**Records shown**.
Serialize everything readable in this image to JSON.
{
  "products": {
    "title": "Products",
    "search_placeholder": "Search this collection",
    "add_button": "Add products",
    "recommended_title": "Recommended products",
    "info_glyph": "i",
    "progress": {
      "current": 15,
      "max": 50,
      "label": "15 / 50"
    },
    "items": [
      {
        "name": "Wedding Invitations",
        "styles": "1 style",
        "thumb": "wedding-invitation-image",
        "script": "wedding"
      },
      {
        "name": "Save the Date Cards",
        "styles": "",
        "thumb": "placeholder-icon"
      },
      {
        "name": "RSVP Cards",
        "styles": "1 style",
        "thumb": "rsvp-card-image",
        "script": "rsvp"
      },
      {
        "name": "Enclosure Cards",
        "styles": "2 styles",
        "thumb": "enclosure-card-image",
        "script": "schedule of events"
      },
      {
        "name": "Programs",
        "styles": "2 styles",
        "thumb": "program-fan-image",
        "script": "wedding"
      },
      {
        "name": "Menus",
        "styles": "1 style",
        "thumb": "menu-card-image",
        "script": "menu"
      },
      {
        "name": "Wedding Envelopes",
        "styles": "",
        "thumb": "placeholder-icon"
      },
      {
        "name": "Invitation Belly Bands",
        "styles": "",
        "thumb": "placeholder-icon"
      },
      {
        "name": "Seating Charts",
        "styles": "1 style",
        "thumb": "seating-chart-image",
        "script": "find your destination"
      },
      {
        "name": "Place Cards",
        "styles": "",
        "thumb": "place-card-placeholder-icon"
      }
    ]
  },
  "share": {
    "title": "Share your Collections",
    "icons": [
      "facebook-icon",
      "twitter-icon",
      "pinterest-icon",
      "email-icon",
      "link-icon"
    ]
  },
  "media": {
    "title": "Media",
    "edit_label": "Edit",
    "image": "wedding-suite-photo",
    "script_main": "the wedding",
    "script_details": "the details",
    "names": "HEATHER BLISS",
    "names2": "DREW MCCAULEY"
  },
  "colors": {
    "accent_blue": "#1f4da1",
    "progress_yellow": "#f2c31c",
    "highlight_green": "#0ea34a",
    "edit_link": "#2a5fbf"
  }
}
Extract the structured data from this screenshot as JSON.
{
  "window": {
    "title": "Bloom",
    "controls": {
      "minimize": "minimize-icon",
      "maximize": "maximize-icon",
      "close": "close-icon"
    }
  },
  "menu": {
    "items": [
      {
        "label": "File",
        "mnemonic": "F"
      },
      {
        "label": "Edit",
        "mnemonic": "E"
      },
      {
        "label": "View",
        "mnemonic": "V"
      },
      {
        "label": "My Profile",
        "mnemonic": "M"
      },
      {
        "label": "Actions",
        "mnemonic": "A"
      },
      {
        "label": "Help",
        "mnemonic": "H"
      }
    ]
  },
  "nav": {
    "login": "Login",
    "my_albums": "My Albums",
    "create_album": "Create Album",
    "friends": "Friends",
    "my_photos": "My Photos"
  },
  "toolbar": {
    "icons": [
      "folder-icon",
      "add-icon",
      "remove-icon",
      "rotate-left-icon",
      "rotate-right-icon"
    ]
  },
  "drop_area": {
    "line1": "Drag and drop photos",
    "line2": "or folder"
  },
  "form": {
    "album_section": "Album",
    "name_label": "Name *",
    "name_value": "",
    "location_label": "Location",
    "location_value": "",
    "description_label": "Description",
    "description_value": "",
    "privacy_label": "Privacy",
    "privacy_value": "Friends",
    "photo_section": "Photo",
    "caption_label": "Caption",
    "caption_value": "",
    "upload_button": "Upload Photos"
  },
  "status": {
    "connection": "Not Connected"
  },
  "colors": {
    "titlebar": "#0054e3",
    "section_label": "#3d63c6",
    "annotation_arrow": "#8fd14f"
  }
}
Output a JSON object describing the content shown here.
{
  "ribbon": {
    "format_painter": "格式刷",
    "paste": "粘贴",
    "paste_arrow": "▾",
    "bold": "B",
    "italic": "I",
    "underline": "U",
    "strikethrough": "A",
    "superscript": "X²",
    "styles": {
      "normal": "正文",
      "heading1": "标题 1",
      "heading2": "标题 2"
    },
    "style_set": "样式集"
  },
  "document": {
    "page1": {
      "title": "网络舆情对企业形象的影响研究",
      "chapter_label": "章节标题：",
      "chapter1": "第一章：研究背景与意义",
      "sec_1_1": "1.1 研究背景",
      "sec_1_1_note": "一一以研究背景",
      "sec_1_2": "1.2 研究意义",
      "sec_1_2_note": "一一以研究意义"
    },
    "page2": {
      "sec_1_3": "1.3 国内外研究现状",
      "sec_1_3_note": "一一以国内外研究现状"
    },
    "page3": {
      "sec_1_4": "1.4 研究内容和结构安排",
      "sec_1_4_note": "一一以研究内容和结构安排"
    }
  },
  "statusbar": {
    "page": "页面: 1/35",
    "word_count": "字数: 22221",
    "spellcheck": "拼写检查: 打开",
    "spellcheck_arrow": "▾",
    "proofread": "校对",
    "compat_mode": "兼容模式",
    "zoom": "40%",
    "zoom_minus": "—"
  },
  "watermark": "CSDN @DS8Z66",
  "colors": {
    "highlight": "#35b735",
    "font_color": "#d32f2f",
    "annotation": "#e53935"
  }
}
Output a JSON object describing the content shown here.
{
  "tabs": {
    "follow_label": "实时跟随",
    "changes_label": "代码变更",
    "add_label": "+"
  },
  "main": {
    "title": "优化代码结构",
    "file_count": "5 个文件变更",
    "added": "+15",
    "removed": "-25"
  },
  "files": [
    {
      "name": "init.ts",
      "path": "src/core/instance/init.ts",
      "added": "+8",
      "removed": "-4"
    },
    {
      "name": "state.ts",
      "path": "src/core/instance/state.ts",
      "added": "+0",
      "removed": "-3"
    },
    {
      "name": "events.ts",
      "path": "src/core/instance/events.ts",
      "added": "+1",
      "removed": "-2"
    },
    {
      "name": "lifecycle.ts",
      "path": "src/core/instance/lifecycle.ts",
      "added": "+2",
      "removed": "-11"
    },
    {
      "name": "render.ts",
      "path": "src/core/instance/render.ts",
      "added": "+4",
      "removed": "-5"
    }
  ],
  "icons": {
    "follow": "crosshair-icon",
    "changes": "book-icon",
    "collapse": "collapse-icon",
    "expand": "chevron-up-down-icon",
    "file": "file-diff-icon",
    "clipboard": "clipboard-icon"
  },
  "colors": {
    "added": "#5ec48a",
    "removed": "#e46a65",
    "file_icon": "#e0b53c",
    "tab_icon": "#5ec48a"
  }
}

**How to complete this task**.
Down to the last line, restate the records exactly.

**Answer space**.
Serialize everything readable in this image to JSON.
{
  "products": {
    "title": "Products",
    "search_placeholder": "Search this collection",
    "add_button": "Add products",
    "recommended_title": "Recommended products",
    "info_glyph": "i",
    "progress": {
      "current": 15,
      "max": 50,
      "label": "15 / 50"
    },
    "items": [
      {
        "name": "Wedding Invitations",
        "styles": "1 style",
        "thumb": "wedding-invitation-image",
        "script": "wedding"
      },
      {
        "name": "Save the Date Cards",
        "styles": "",
        "thumb": "placeholder-icon"
      },
      {
        "name": "RSVP Cards",
        "styles": "1 style",
        "thumb": "rsvp-card-image",
        "script": "rsvp"
      },
      {
        "name": "Enclosure Cards",
        "styles": "2 styles",
        "thumb": "enclosure-card-image",
        "script": "schedule of events"
      },
      {
        "name": "Programs",
        "styles": "2 styles",
        "thumb": "program-fan-image",
        "script": "wedding"
      },
      {
        "name": "Menus",
        "styles": "1 style",
        "thumb": "menu-card-image",
        "script": "menu"
      },
      {
        "name": "Wedding Envelopes",
        "styles": "",
        "thumb": "placeholder-icon"
      },
      {
        "name": "Invitation Belly Bands",
        "styles": "",
        "thumb": "placeholder-icon"
      },
      {
        "name": "Seating Charts",
        "styles": "1 style",
        "thumb": "seating-chart-image",
        "script": "find your destination"
      },
      {
        "name": "Place Cards",
        "styles": "",
        "thumb": "place-card-placeholder-icon"
      }
    ]
  },
  "share": {
    "title": "Share your Collections",
    "icons": [
      "facebook-icon",
      "twitter-icon",
      "pinterest-icon",
      "email-icon",
      "link-icon"
    ]
  },
  "media": {
    "title": "Media",
    "edit_label": "Edit",
    "image": "wedding-suite-photo",
    "script_main": "the wedding",
    "script_details": "the details",
    "names": "HEATHER BLISS",
    "names2": "DREW MCCAULEY"
  },
  "colors": {
    "accent_blue": "#1f4da1",
    "progress_yellow": "#f2c31c",
    "highlight_green": "#0ea34a",
    "edit_link": "#2a5fbf"
  }
}
Extract the structured data from this screenshot as JSON.
{
  "window": {
    "title": "Bloom",
    "controls": {
      "minimize": "minimize-icon",
      "maximize": "maximize-icon",
      "close": "close-icon"
    }
  },
  "menu": {
    "items": [
      {
        "label": "File",
        "mnemonic": "F"
      },
      {
        "label": "Edit",
        "mnemonic": "E"
      },
      {
        "label": "View",
        "mnemonic": "V"
      },
      {
        "label": "My Profile",
        "mnemonic": "M"
      },
      {
        "label": "Actions",
        "mnemonic": "A"
      },
      {
        "label": "Help",
        "mnemonic": "H"
      }
    ]
  },
  "nav": {
    "login": "Login",
    "my_albums": "My Albums",
    "create_album": "Create Album",
    "friends": "Friends",
    "my_photos": "My Photos"
  },
  "toolbar": {
    "icons": [
      "folder-icon",
      "add-icon",
      "remove-icon",
      "rotate-left-icon",
      "rotate-right-icon"
    ]
  },
  "drop_area": {
    "line1": "Drag and drop photos",
    "line2": "or folder"
  },
  "form": {
    "album_section": "Album",
    "name_label": "Name *",
    "name_value": "",
    "location_label": "Location",
    "location_value": "",
    "description_label": "Description",
    "description_value": "",
    "privacy_label": "Privacy",
    "privacy_value": "Friends",
    "photo_section": "Photo",
    "caption_label": "Caption",
    "caption_value": "",
    "upload_button": "Upload Photos"
  },
  "status": {
    "connection": "Not Connected"
  },
  "colors": {
    "titlebar": "#0054e3",
    "section_label": "#3d63c6",
    "annotation_arrow": "#8fd14f"
  }
}
Output a JSON object describing the content shown here.
{
  "ribbon": {
    "format_painter": "格式刷",
    "paste": "粘贴",
    "paste_arrow": "▾",
    "bold": "B",
    "italic": "I",
    "underline": "U",
    "strikethrough": "A",
    "superscript": "X²",
    "styles": {
      "normal": "正文",
      "heading1": "标题 1",
      "heading2": "标题 2"
    },
    "style_set": "样式集"
  },
  "document": {
    "page1": {
      "title": "网络舆情对企业形象的影响研究",
      "chapter_label": "章节标题：",
      "chapter1": "第一章：研究背景与意义",
      "sec_1_1": "1.1 研究背景",
      "sec_1_1_note": "一一以研究背景",
      "sec_1_2": "1.2 研究意义",
      "sec_1_2_note": "一一以研究意义"
    },
    "page2": {
      "sec_1_3": "1.3 国内外研究现状",
      "sec_1_3_note": "一一以国内外研究现状"
    },
    "page3": {
      "sec_1_4": "1.4 研究内容和结构安排",
      "sec_1_4_note": "一一以研究内容和结构安排"
    }
  },
  "statusbar": {
    "page": "页面: 1/35",
    "word_count": "字数: 22221",
    "spellcheck": "拼写检查: 打开",
    "spellcheck_arrow": "▾",
    "proofread": "校对",
    "compat_mode": "兼容模式",
    "zoom": "40%",
    "zoom_minus": "—"
  },
  "watermark": "CSDN @DS8Z66",
  "colors": {
    "highlight": "#35b735",
    "font_color": "#d32f2f",
    "annotation": "#e53935"
  }
}
Output a JSON object describing the content shown here.
{
  "tabs": {
    "follow_label": "实时跟随",
    "changes_label": "代码变更",
    "add_label": "+"
  },
  "main": {
    "title": "优化代码结构",
    "file_count": "5 个文件变更",
    "added": "+15",
    "removed": "-25"
  },
  "files": [
    {
      "name": "init.ts",
      "path": "src/core/instance/init.ts",
      "added": "+8",
      "removed": "-4"
    },
    {
      "name": "state.ts",
      "path": "src/core/instance/state.ts",
      "added": "+0",
      "removed": "-3"
    },
    {
      "name": "events.ts",
      "path": "src/core/instance/events.ts",
      "added": "+1",
      "removed": "-2"
    },
    {
      "name": "lifecycle.ts",
      "path": "src/core/instance/lifecycle.ts",
      "added": "+2",
      "removed": "-11"
    },
    {
      "name": "render.ts",
      "path": "src/core/instance/render.ts",
      "added": "+4",
      "removed": "-5"
    }
  ],
  "icons": {
    "follow": "crosshair-icon",
    "changes": "book-icon",
    "collapse": "collapse-icon",
    "expand": "chevron-up-down-icon",
    "file": "file-diff-icon",
    "clipboard": "clipboard-icon"
  },
  "colors": {
    "added": "#5ec48a",
    "removed": "#e46a65",
    "file_icon": "#e0b53c",
    "tab_icon": "#5ec48a"
  }
}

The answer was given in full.